* **Problem details**: The answer must restate the listing word for word, without its images.
□ □ □ □ □ □ □
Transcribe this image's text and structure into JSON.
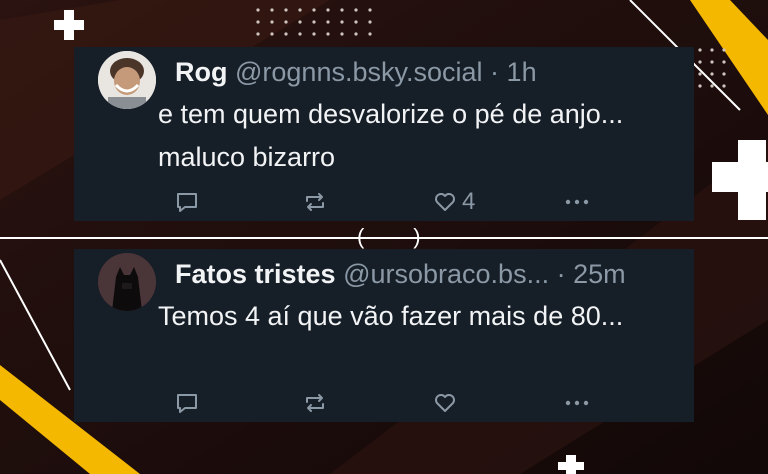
{
  "posts": [
    {
      "name": "Rog",
      "handle": "@rognns.bsky.social",
      "time": "1h",
      "text": "e tem quem desvalorize o pé de anjo... maluco bizarro",
      "like_count": "4"
    },
    {
      "name": "Fatos tristes",
      "handle": "@ursobraco.bs...",
      "time": "25m",
      "text": "Temos 4 aí que vão fazer mais de 80..."
    }
  ],
  "header_separator": "·",
  "divider_marks": "(        )",
  "icons": {
    "reply": "comment-bubble-icon",
    "repost": "repost-arrows-icon",
    "like": "heart-icon",
    "more": "ellipsis-icon"
  },
  "colors": {
    "background": "#1a0d0c",
    "card": "#161e27",
    "text": "#f1f3f5",
    "muted": "#8b98a5",
    "accent": "#f5b800"
  }
}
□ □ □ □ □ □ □
* **Finished exercise**:
Transcribe this image's text and structure into JSON.
{
  "posts": [
    {
      "name": "Rog",
      "handle": "@rognns.bsky.social",
      "time": "1h",
      "text": "e tem quem desvalorize o pé de anjo... maluco bizarro",
      "like_count": "4"
    },
    {
      "name": "Fatos tristes",
      "handle": "@ursobraco.bs...",
      "time": "25m",
      "text": "Temos 4 aí que vão fazer mais de 80..."
    }
  ],
  "header_separator": "·",
  "divider_marks": "(        )",
  "icons": {
    "reply": "comment-bubble-icon",
    "repost": "repost-arrows-icon",
    "like": "heart-icon",
    "more": "ellipsis-icon"
  },
  "colors": {
    "background": "#1a0d0c",
    "card": "#161e27",
    "text": "#f1f3f5",
    "muted": "#8b98a5",
    "accent": "#f5b800"
  }
}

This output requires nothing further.